Website and app data records:
---+---

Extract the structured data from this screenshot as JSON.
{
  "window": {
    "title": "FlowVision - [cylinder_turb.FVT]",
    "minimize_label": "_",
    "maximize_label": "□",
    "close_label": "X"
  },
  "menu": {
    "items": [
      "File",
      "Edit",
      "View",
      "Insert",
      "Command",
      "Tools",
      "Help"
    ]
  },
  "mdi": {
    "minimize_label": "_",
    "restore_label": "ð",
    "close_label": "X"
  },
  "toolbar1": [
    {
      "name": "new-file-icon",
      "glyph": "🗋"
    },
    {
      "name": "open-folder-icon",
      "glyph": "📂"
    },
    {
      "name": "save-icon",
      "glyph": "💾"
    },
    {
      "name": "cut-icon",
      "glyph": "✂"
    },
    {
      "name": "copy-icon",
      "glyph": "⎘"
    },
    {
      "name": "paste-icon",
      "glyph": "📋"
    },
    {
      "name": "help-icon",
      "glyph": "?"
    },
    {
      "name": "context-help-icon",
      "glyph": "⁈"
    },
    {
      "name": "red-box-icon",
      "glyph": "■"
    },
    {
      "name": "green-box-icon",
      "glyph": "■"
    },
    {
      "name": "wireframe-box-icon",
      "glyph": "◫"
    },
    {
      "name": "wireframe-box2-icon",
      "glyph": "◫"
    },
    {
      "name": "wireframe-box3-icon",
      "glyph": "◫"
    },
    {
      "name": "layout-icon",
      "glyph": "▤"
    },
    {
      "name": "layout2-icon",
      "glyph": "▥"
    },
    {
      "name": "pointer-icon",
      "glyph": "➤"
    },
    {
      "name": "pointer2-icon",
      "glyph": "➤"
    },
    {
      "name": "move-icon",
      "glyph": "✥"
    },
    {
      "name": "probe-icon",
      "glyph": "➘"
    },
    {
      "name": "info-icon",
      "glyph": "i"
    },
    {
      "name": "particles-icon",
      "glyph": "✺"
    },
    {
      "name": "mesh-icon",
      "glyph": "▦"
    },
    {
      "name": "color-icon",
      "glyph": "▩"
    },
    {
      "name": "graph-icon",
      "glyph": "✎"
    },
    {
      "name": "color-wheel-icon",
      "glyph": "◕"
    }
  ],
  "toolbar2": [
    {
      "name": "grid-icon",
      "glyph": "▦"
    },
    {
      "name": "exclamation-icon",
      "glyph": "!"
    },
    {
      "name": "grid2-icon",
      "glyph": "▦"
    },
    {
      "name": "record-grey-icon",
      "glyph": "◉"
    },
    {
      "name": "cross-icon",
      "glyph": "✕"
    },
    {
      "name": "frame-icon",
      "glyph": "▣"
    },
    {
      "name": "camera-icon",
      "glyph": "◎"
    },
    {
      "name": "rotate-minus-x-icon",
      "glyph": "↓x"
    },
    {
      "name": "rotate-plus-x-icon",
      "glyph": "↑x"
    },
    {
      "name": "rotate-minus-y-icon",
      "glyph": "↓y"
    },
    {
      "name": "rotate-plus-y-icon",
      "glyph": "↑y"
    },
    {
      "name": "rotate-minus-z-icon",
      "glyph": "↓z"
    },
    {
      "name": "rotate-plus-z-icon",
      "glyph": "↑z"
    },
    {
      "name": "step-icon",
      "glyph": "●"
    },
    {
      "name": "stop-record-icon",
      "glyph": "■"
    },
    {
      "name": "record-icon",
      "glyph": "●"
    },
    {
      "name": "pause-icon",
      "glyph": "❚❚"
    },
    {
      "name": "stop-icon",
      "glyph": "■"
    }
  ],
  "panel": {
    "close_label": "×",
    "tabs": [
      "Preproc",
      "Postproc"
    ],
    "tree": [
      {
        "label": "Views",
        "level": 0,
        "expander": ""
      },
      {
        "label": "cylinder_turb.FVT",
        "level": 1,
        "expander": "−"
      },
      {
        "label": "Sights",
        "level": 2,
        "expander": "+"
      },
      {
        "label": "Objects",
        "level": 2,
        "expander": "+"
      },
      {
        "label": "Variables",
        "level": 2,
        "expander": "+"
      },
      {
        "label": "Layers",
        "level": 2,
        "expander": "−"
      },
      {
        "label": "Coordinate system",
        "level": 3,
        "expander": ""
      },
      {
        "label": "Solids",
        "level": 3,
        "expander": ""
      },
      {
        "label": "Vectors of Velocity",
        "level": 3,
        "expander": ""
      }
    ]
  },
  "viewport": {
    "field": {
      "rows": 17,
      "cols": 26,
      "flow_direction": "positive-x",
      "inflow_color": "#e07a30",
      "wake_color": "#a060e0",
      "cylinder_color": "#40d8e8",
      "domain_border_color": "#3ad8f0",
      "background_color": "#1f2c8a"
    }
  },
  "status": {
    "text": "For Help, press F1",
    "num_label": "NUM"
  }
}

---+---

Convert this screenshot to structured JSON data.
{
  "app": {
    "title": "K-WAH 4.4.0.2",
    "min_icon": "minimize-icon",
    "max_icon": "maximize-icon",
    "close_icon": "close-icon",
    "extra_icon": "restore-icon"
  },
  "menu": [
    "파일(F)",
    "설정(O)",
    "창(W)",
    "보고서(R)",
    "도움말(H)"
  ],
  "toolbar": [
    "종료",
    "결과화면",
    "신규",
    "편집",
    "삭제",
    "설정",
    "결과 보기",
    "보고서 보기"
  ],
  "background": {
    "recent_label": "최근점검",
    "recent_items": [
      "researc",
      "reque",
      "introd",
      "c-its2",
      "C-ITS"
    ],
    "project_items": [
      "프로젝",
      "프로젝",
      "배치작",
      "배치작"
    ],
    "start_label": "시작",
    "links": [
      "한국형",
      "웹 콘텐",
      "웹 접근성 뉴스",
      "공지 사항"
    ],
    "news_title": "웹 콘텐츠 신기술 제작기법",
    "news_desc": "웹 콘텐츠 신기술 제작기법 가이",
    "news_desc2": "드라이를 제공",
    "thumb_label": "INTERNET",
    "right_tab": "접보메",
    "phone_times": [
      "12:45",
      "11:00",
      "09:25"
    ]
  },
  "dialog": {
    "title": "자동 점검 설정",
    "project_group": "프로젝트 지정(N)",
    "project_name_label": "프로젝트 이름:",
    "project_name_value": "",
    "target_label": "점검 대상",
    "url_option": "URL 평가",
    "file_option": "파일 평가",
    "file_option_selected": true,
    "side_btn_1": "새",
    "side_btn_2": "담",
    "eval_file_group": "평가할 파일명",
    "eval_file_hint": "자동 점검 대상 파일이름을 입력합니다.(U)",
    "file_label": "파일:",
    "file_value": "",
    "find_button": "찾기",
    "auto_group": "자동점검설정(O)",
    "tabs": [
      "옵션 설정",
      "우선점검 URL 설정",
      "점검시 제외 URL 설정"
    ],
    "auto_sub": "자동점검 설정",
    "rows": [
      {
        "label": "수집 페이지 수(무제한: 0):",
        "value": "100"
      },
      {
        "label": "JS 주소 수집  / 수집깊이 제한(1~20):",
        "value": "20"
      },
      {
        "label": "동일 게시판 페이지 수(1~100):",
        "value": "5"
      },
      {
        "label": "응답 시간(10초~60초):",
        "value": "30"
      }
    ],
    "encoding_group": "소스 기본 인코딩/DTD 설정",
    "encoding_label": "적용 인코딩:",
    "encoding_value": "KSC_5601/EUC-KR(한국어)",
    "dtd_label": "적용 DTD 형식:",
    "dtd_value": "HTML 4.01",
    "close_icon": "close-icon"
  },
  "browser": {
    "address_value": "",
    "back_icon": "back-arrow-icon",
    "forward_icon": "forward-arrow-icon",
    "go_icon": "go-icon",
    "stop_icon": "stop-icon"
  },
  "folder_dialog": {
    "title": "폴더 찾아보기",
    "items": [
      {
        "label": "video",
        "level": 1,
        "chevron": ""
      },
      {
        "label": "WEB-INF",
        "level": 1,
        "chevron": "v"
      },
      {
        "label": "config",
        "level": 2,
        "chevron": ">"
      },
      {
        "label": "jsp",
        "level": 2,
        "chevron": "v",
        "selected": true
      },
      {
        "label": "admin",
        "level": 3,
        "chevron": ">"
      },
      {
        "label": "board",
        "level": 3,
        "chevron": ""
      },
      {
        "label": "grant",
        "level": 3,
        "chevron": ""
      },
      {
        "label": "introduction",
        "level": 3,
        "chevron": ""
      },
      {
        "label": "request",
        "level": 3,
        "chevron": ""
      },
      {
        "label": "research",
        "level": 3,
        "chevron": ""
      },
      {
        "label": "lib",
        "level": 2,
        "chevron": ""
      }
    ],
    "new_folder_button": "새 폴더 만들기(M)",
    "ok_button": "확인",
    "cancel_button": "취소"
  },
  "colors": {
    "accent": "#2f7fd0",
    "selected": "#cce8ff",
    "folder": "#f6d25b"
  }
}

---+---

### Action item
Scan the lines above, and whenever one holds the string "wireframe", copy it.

### Answer to this task
      "name": "wireframe-box-icon",
      "name": "wireframe-box2-icon",
      "name": "wireframe-box3-icon",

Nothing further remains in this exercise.